Repeat every record exactly, but omit the images.

** Extracted data follows **

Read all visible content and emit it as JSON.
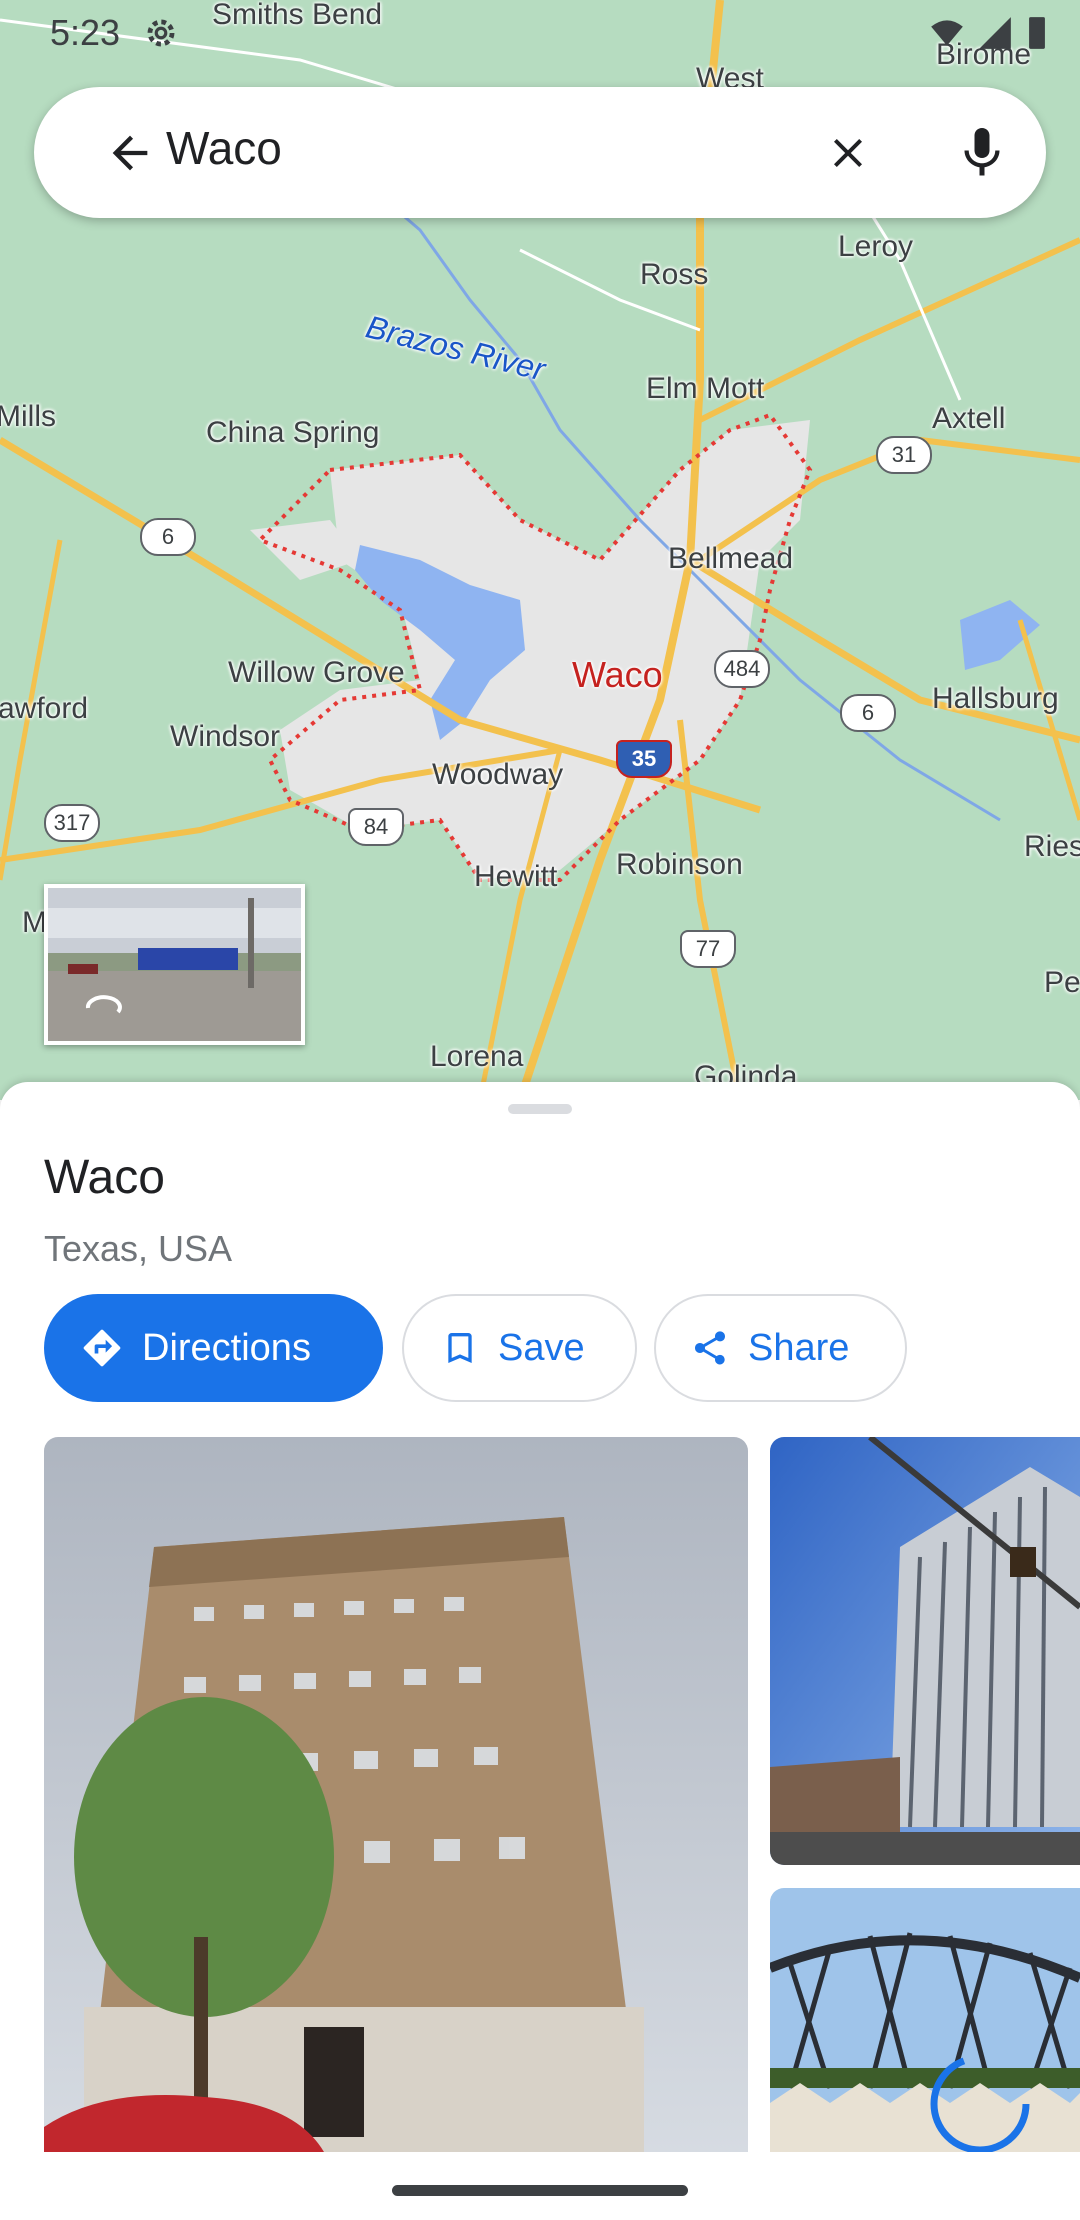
{
  "status_bar": {
    "time": "5:23"
  },
  "search": {
    "query": "Waco"
  },
  "map": {
    "labels": {
      "smiths_bend": "Smiths Bend",
      "west": "West",
      "birome": "Birome",
      "ross": "Ross",
      "leroy": "Leroy",
      "brazos_river": "Brazos River",
      "elm_mott": "Elm Mott",
      "mills": "Mills",
      "china_spring": "China Spring",
      "axtell": "Axtell",
      "bellmead": "Bellmead",
      "willow_grove": "Willow Grove",
      "waco": "Waco",
      "hallsburg": "Hallsburg",
      "crawford": "awford",
      "windsor": "Windsor",
      "woodway": "Woodway",
      "hewitt": "Hewitt",
      "robinson": "Robinson",
      "ries": "Ries",
      "pe": "Pe",
      "m": "M",
      "lorena": "Lorena",
      "golinda": "Golinda"
    },
    "shields": {
      "r6_west": "6",
      "r31": "31",
      "r484": "484",
      "r6_east": "6",
      "i35": "35",
      "r317": "317",
      "us84": "84",
      "us77": "77"
    }
  },
  "place": {
    "title": "Waco",
    "subtitle": "Texas, USA",
    "actions": {
      "directions": "Directions",
      "save": "Save",
      "share": "Share"
    }
  },
  "colors": {
    "accent": "#1a73e8",
    "map_green": "#a8d5b5",
    "boundary": "#e53935",
    "highway": "#f6c347"
  }
}
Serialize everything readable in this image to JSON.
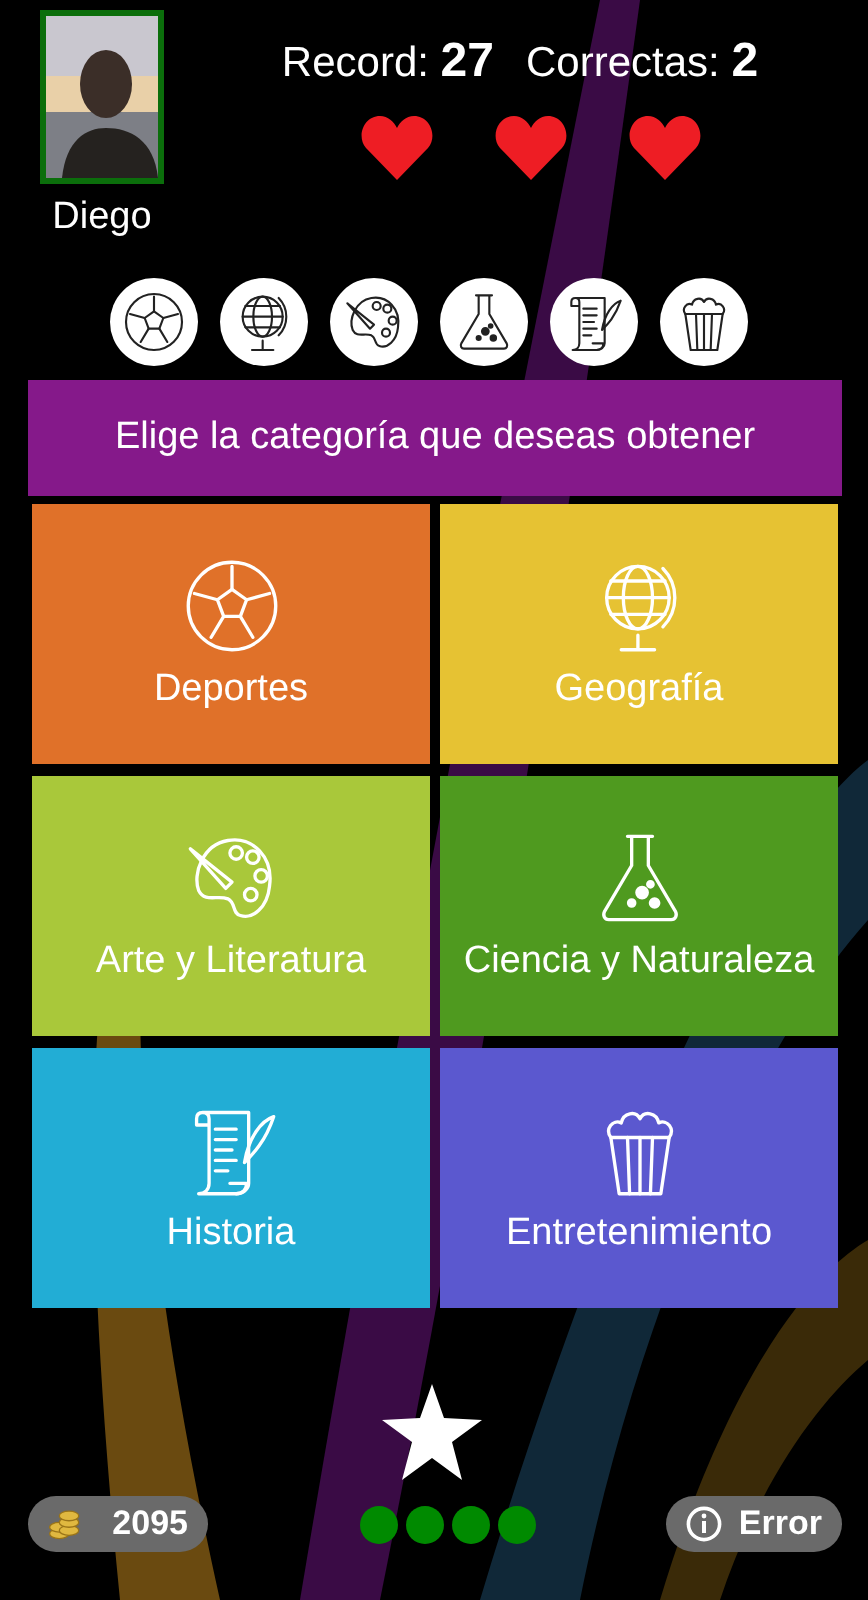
{
  "player": {
    "name": "Diego"
  },
  "stats": {
    "record_label": "Record:",
    "record_value": "27",
    "correct_label": "Correctas:",
    "correct_value": "2"
  },
  "lives": [
    {
      "filled": true
    },
    {
      "filled": true
    },
    {
      "filled": true
    }
  ],
  "category_badges": [
    {
      "kind": "ball"
    },
    {
      "kind": "globe"
    },
    {
      "kind": "palette"
    },
    {
      "kind": "flask"
    },
    {
      "kind": "scroll"
    },
    {
      "kind": "popcorn"
    }
  ],
  "prompt": "Elige la categoría que deseas obtener",
  "categories": [
    {
      "label": "Deportes",
      "kind": "ball",
      "color": "#e07129"
    },
    {
      "label": "Geografía",
      "kind": "globe",
      "color": "#e6c233"
    },
    {
      "label": "Arte y Literatura",
      "kind": "palette",
      "color": "#a9c83a"
    },
    {
      "label": "Ciencia y Naturaleza",
      "kind": "flask",
      "color": "#4f9a1f"
    },
    {
      "label": "Historia",
      "kind": "scroll",
      "color": "#22add5"
    },
    {
      "label": "Entretenimiento",
      "kind": "popcorn",
      "color": "#5b58cf"
    }
  ],
  "coins": "2095",
  "progress_dots": [
    {
      "filled": true
    },
    {
      "filled": true
    },
    {
      "filled": true
    },
    {
      "filled": true
    }
  ],
  "error_button": "Error"
}
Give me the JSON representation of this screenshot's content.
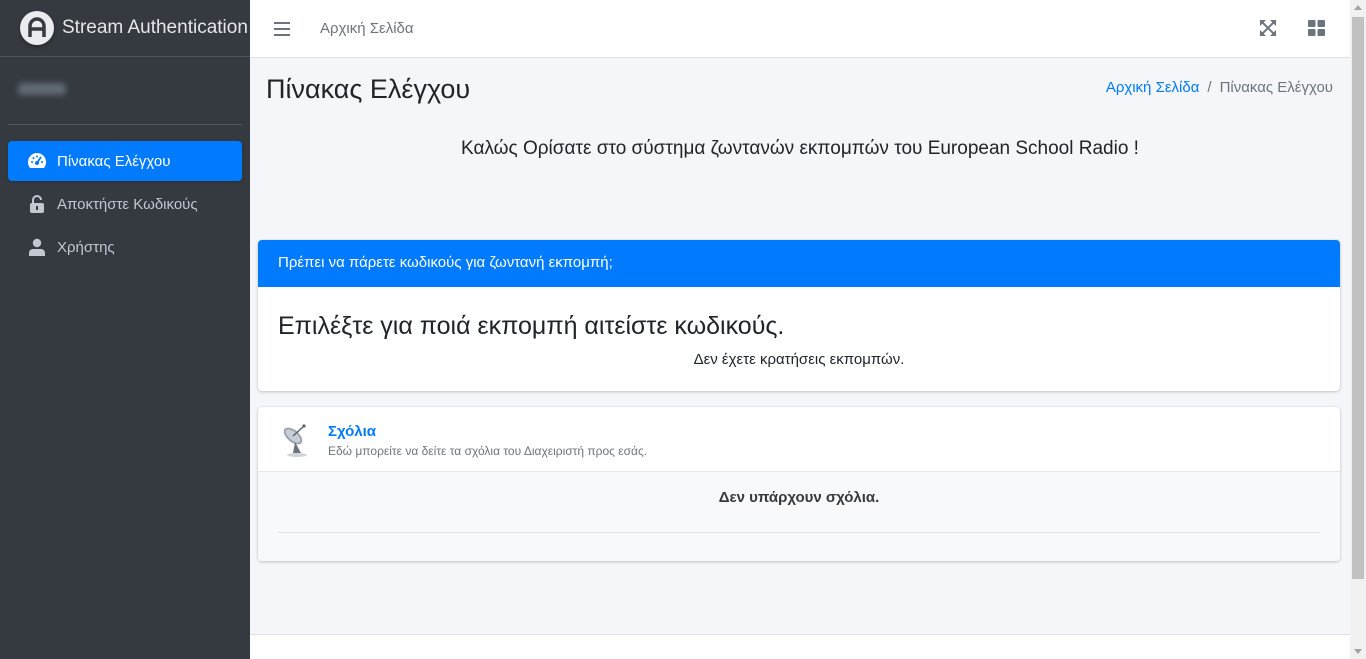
{
  "brand": {
    "title": "Stream Authentication"
  },
  "sidebar": {
    "items": [
      {
        "label": "Πίνακας Ελέγχου",
        "icon": "tachometer-icon",
        "active": true
      },
      {
        "label": "Αποκτήστε Κωδικούς",
        "icon": "lock-icon",
        "active": false
      },
      {
        "label": "Χρήστης",
        "icon": "user-icon",
        "active": false
      }
    ]
  },
  "topbar": {
    "home_label": "Αρχική Σελίδα"
  },
  "page": {
    "title": "Πίνακας Ελέγχου",
    "breadcrumb": {
      "home": "Αρχική Σελίδα",
      "separator": "/",
      "current": "Πίνακας Ελέγχου"
    },
    "welcome": "Καλώς Ορίσατε στο σύστημα ζωντανών εκπομπών του European School Radio !"
  },
  "codes_card": {
    "header": "Πρέπει να πάρετε κωδικούς για ζωντανή εκπομπή;",
    "title": "Επιλέξτε για ποιά εκπομπή αιτείστε κωδικούς.",
    "empty_text": "Δεν έχετε κρατήσεις εκπομπών."
  },
  "comments_card": {
    "title": "Σχόλια",
    "description": "Εδώ μπορείτε να δείτε τα σχόλια του Διαχειριστή προς εσάς.",
    "empty_text": "Δεν υπάρχουν σχόλια."
  },
  "colors": {
    "sidebar_bg": "#343a40",
    "primary": "#007bff",
    "content_bg": "#f4f6f9"
  }
}
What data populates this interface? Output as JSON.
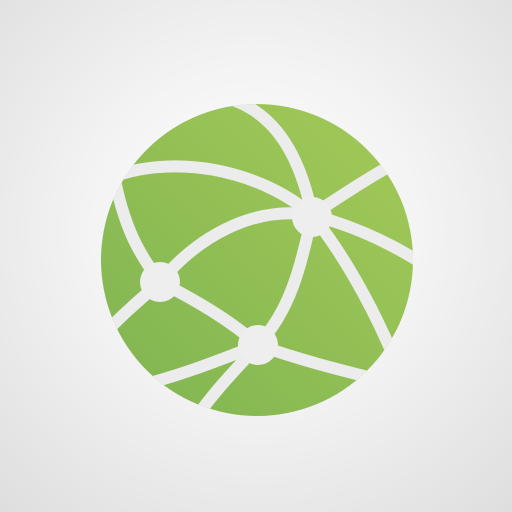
{
  "icon": {
    "name": "network-globe-icon",
    "colors": {
      "globe_light": "#a4ca58",
      "globe_dark": "#7fb452",
      "lines": "#ececec",
      "nodes": "#eeeeee",
      "background_center": "#ffffff",
      "background_edge": "#dedede"
    }
  }
}
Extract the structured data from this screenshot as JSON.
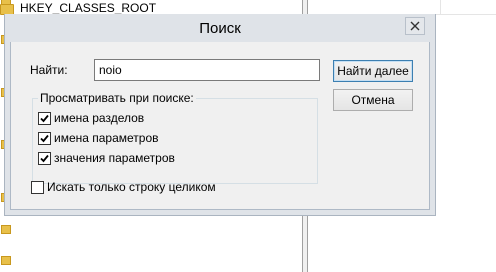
{
  "background": {
    "tree_root_label": "HKEY_CLASSES_ROOT"
  },
  "dialog": {
    "title": "Поиск",
    "find_label": "Найти:",
    "find_value": "noio",
    "find_next_label": "Найти далее",
    "cancel_label": "Отмена",
    "look_at_legend": "Просматривать при поиске:",
    "options": [
      {
        "label": "имена разделов",
        "checked": true
      },
      {
        "label": "имена параметров",
        "checked": true
      },
      {
        "label": "значения параметров",
        "checked": true
      }
    ],
    "match_whole": {
      "label": "Искать только строку целиком",
      "checked": false
    }
  },
  "colors": {
    "accent_border": "#3c7fb1",
    "window_frame": "#dfe3e8",
    "dialog_bg": "#f0f0f0"
  }
}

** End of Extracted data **

Response ->
Read all visible content and emit it as JSON.
{
  "status_bar": {
    "time": "5:23"
  },
  "search": {
    "query": "Waco"
  },
  "map": {
    "labels": {
      "smiths_bend": "Smiths Bend",
      "west": "West",
      "birome": "Birome",
      "ross": "Ross",
      "leroy": "Leroy",
      "brazos_river": "Brazos River",
      "elm_mott": "Elm Mott",
      "mills": "Mills",
      "china_spring": "China Spring",
      "axtell": "Axtell",
      "bellmead": "Bellmead",
      "willow_grove": "Willow Grove",
      "waco": "Waco",
      "hallsburg": "Hallsburg",
      "crawford": "awford",
      "windsor": "Windsor",
      "woodway": "Woodway",
      "hewitt": "Hewitt",
      "robinson": "Robinson",
      "ries": "Ries",
      "pe": "Pe",
      "m": "M",
      "lorena": "Lorena",
      "golinda": "Golinda"
    },
    "shields": {
      "r6_west": "6",
      "r31": "31",
      "r484": "484",
      "r6_east": "6",
      "i35": "35",
      "r317": "317",
      "us84": "84",
      "us77": "77"
    }
  },
  "place": {
    "title": "Waco",
    "subtitle": "Texas, USA",
    "actions": {
      "directions": "Directions",
      "save": "Save",
      "share": "Share"
    }
  },
  "colors": {
    "accent": "#1a73e8",
    "map_green": "#a8d5b5",
    "boundary": "#e53935",
    "highway": "#f6c347"
  }
}
Serialize everything readable in this image to JSON.
{
  "player": {
    "name": "Diego"
  },
  "stats": {
    "record_label": "Record:",
    "record_value": "27",
    "correct_label": "Correctas:",
    "correct_value": "2"
  },
  "lives": [
    {
      "filled": true
    },
    {
      "filled": true
    },
    {
      "filled": true
    }
  ],
  "category_badges": [
    {
      "kind": "ball"
    },
    {
      "kind": "globe"
    },
    {
      "kind": "palette"
    },
    {
      "kind": "flask"
    },
    {
      "kind": "scroll"
    },
    {
      "kind": "popcorn"
    }
  ],
  "prompt": "Elige la categoría que deseas obtener",
  "categories": [
    {
      "label": "Deportes",
      "kind": "ball",
      "color": "#e07129"
    },
    {
      "label": "Geografía",
      "kind": "globe",
      "color": "#e6c233"
    },
    {
      "label": "Arte y Literatura",
      "kind": "palette",
      "color": "#a9c83a"
    },
    {
      "label": "Ciencia y Naturaleza",
      "kind": "flask",
      "color": "#4f9a1f"
    },
    {
      "label": "Historia",
      "kind": "scroll",
      "color": "#22add5"
    },
    {
      "label": "Entretenimiento",
      "kind": "popcorn",
      "color": "#5b58cf"
    }
  ],
  "coins": "2095",
  "progress_dots": [
    {
      "filled": true
    },
    {
      "filled": true
    },
    {
      "filled": true
    },
    {
      "filled": true
    }
  ],
  "error_button": "Error"
}
Give me the JSON representation of this screenshot's content.
{
  "brand": {
    "title": "Stream Authentication"
  },
  "sidebar": {
    "items": [
      {
        "label": "Πίνακας Ελέγχου",
        "icon": "tachometer-icon",
        "active": true
      },
      {
        "label": "Αποκτήστε Κωδικούς",
        "icon": "lock-icon",
        "active": false
      },
      {
        "label": "Χρήστης",
        "icon": "user-icon",
        "active": false
      }
    ]
  },
  "topbar": {
    "home_label": "Αρχική Σελίδα"
  },
  "page": {
    "title": "Πίνακας Ελέγχου",
    "breadcrumb": {
      "home": "Αρχική Σελίδα",
      "separator": "/",
      "current": "Πίνακας Ελέγχου"
    },
    "welcome": "Καλώς Ορίσατε στο σύστημα ζωντανών εκπομπών του European School Radio !"
  },
  "codes_card": {
    "header": "Πρέπει να πάρετε κωδικούς για ζωντανή εκπομπή;",
    "title": "Επιλέξτε για ποιά εκπομπή αιτείστε κωδικούς.",
    "empty_text": "Δεν έχετε κρατήσεις εκπομπών."
  },
  "comments_card": {
    "title": "Σχόλια",
    "description": "Εδώ μπορείτε να δείτε τα σχόλια του Διαχειριστή προς εσάς.",
    "empty_text": "Δεν υπάρχουν σχόλια."
  },
  "colors": {
    "sidebar_bg": "#343a40",
    "primary": "#007bff",
    "content_bg": "#f4f6f9"
  }
}
What data populates this interface? Output as JSON.
{
  "icon": {
    "name": "network-globe-icon",
    "colors": {
      "globe_light": "#a4ca58",
      "globe_dark": "#7fb452",
      "lines": "#ececec",
      "nodes": "#eeeeee",
      "background_center": "#ffffff",
      "background_edge": "#dedede"
    }
  }
}
Extract the structured data from this screenshot as JSON.
{
  "background": {
    "tree_root_label": "HKEY_CLASSES_ROOT"
  },
  "dialog": {
    "title": "Поиск",
    "find_label": "Найти:",
    "find_value": "noio",
    "find_next_label": "Найти далее",
    "cancel_label": "Отмена",
    "look_at_legend": "Просматривать при поиске:",
    "options": [
      {
        "label": "имена разделов",
        "checked": true
      },
      {
        "label": "имена параметров",
        "checked": true
      },
      {
        "label": "значения параметров",
        "checked": true
      }
    ],
    "match_whole": {
      "label": "Искать только строку целиком",
      "checked": false
    }
  },
  "colors": {
    "accent_border": "#3c7fb1",
    "window_frame": "#dfe3e8",
    "dialog_bg": "#f0f0f0"
  }
}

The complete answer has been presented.